(Data entries)
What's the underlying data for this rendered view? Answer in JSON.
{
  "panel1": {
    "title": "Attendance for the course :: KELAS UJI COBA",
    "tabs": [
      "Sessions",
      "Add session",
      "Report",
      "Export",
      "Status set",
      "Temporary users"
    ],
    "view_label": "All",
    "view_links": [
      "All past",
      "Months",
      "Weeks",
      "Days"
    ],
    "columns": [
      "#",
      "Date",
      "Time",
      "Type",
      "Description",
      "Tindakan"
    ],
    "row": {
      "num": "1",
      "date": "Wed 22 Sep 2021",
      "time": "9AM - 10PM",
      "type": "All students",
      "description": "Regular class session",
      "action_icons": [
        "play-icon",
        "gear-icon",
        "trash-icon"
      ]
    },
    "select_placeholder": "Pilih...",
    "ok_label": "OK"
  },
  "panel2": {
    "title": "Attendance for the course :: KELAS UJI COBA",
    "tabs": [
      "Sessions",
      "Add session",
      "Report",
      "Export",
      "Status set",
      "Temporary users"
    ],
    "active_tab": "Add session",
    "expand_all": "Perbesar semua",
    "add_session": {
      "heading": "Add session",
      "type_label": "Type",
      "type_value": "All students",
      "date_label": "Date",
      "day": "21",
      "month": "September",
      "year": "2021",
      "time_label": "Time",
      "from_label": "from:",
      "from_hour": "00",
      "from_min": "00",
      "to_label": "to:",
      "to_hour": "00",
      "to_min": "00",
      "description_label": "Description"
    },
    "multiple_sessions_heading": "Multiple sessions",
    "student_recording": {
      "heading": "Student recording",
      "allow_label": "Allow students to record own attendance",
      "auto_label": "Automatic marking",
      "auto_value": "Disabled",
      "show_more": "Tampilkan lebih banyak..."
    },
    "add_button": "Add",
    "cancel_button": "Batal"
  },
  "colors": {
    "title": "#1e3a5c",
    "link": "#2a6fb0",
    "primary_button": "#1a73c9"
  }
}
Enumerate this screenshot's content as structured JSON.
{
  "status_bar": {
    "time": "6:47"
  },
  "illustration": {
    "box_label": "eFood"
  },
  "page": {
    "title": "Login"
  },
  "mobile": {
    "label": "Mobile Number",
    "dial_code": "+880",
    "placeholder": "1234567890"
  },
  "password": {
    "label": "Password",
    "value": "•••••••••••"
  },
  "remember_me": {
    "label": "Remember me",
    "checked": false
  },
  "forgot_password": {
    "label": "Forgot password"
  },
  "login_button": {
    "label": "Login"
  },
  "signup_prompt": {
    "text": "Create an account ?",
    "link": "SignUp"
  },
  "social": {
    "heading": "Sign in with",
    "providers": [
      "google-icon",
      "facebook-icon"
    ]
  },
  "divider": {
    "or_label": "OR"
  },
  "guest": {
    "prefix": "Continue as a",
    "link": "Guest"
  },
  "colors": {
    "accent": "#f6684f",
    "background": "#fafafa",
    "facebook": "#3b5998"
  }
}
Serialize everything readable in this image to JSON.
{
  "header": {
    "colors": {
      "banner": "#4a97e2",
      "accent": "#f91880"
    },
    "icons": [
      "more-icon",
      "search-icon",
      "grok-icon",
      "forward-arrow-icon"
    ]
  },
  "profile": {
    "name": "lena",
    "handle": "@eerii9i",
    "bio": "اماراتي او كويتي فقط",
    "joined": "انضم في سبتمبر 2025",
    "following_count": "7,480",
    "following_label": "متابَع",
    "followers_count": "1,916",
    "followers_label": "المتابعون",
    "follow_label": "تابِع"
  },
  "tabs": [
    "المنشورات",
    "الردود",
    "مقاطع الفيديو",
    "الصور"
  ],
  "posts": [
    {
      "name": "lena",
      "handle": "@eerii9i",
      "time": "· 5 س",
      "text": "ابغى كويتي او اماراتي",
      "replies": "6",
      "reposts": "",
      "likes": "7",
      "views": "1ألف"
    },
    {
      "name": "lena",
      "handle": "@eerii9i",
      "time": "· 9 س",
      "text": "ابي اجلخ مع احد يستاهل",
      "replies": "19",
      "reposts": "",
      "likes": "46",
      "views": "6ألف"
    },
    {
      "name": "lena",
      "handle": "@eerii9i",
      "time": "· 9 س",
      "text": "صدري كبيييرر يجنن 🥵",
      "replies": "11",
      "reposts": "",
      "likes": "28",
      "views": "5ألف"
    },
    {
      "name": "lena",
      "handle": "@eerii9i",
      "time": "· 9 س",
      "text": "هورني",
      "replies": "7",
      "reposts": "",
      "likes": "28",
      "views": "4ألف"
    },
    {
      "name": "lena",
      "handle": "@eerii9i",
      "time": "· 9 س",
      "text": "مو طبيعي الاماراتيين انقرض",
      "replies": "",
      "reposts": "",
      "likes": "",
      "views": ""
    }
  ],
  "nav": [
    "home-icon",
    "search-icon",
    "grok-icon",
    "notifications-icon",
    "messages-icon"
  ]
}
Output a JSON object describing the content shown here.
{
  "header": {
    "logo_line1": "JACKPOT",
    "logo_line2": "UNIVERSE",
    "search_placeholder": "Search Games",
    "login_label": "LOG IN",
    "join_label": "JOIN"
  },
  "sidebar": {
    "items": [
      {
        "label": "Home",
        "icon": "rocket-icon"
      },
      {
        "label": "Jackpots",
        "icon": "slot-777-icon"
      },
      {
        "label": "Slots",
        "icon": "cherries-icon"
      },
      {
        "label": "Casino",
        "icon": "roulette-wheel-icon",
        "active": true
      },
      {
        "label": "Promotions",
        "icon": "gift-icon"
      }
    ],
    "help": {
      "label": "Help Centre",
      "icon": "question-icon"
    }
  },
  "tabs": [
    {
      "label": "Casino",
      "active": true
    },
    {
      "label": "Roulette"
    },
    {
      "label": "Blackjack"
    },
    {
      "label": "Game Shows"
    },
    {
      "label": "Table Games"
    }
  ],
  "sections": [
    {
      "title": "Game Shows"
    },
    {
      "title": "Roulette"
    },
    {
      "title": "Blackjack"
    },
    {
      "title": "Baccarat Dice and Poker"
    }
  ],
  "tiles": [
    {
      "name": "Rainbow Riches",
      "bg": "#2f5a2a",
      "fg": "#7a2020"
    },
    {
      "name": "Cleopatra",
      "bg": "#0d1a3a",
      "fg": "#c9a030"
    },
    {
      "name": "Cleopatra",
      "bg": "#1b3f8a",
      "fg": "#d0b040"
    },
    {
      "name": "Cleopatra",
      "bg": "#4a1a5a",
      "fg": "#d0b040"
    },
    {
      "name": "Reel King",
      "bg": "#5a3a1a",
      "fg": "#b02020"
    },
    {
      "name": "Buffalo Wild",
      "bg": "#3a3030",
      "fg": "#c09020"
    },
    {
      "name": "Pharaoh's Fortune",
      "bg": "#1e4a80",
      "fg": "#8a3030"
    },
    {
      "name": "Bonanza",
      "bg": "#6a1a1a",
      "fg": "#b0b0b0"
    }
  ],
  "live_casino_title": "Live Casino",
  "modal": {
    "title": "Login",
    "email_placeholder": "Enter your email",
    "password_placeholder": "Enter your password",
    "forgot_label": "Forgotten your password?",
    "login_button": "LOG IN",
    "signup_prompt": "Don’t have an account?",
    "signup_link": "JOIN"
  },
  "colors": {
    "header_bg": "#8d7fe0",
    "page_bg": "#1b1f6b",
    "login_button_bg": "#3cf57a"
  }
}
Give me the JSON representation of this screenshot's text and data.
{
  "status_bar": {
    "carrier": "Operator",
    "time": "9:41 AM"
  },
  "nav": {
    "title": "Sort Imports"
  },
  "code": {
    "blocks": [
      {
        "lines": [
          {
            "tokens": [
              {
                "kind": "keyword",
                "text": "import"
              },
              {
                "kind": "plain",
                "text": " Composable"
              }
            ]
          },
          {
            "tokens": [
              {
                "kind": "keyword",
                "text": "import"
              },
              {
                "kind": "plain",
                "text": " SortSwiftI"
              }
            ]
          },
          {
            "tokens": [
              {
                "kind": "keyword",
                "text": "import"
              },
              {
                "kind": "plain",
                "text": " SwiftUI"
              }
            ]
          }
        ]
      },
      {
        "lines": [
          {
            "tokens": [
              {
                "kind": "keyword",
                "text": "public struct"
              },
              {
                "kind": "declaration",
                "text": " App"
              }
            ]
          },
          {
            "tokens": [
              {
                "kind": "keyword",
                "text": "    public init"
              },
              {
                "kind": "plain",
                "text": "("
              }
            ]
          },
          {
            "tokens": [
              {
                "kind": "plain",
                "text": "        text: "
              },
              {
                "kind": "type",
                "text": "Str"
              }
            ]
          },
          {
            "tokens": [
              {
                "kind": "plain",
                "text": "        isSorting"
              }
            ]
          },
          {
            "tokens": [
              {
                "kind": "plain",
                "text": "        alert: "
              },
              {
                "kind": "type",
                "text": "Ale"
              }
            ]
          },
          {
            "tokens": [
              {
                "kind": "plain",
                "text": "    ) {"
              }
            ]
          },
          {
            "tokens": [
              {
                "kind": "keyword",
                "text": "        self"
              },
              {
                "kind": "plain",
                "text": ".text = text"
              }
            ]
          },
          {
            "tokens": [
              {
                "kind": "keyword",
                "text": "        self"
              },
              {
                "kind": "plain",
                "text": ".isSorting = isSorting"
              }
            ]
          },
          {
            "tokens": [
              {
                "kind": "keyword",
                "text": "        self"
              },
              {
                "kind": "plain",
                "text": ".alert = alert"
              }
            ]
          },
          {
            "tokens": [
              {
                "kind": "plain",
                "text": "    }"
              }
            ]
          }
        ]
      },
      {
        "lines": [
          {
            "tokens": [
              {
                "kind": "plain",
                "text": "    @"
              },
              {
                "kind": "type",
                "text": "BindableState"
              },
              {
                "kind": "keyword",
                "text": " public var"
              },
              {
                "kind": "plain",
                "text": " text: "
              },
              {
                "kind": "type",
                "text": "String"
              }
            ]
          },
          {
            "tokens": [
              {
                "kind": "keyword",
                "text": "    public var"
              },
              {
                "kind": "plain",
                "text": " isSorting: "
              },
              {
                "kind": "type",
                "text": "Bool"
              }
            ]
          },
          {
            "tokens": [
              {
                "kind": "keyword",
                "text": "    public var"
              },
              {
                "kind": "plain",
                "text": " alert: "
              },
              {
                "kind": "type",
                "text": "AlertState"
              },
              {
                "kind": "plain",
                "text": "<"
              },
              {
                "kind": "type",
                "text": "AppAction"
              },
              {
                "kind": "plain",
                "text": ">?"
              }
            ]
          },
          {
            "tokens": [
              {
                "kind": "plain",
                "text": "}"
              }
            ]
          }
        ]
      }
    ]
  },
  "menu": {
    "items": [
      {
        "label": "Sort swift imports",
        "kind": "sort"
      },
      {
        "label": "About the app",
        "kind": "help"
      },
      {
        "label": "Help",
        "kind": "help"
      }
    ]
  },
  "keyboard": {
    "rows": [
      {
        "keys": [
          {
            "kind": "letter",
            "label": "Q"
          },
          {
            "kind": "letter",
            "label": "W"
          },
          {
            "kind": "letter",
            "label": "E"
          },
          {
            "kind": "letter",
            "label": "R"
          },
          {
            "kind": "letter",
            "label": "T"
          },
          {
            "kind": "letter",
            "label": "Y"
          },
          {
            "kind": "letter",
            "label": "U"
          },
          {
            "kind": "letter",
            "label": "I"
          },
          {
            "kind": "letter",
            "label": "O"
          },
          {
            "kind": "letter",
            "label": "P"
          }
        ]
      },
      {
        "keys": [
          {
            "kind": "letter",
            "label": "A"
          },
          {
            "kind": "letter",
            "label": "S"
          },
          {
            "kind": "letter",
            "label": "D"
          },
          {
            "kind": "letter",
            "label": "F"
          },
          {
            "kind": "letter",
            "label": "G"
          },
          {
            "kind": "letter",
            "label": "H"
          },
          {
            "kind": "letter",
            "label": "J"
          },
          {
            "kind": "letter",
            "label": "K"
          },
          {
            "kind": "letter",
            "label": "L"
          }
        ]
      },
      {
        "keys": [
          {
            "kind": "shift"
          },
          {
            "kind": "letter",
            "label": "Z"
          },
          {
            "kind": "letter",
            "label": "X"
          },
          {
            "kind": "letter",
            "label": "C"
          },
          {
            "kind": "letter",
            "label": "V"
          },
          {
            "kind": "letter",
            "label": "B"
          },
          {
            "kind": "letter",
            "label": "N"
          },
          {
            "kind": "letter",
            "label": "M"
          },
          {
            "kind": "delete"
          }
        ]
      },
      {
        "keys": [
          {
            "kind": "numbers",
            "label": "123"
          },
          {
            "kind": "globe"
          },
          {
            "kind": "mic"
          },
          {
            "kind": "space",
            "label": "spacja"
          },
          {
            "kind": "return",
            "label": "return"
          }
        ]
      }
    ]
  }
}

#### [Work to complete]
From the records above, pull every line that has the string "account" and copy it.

#### [Written solution]
    "text": "Create an account ?",
    "signup_prompt": "Don’t have an account?",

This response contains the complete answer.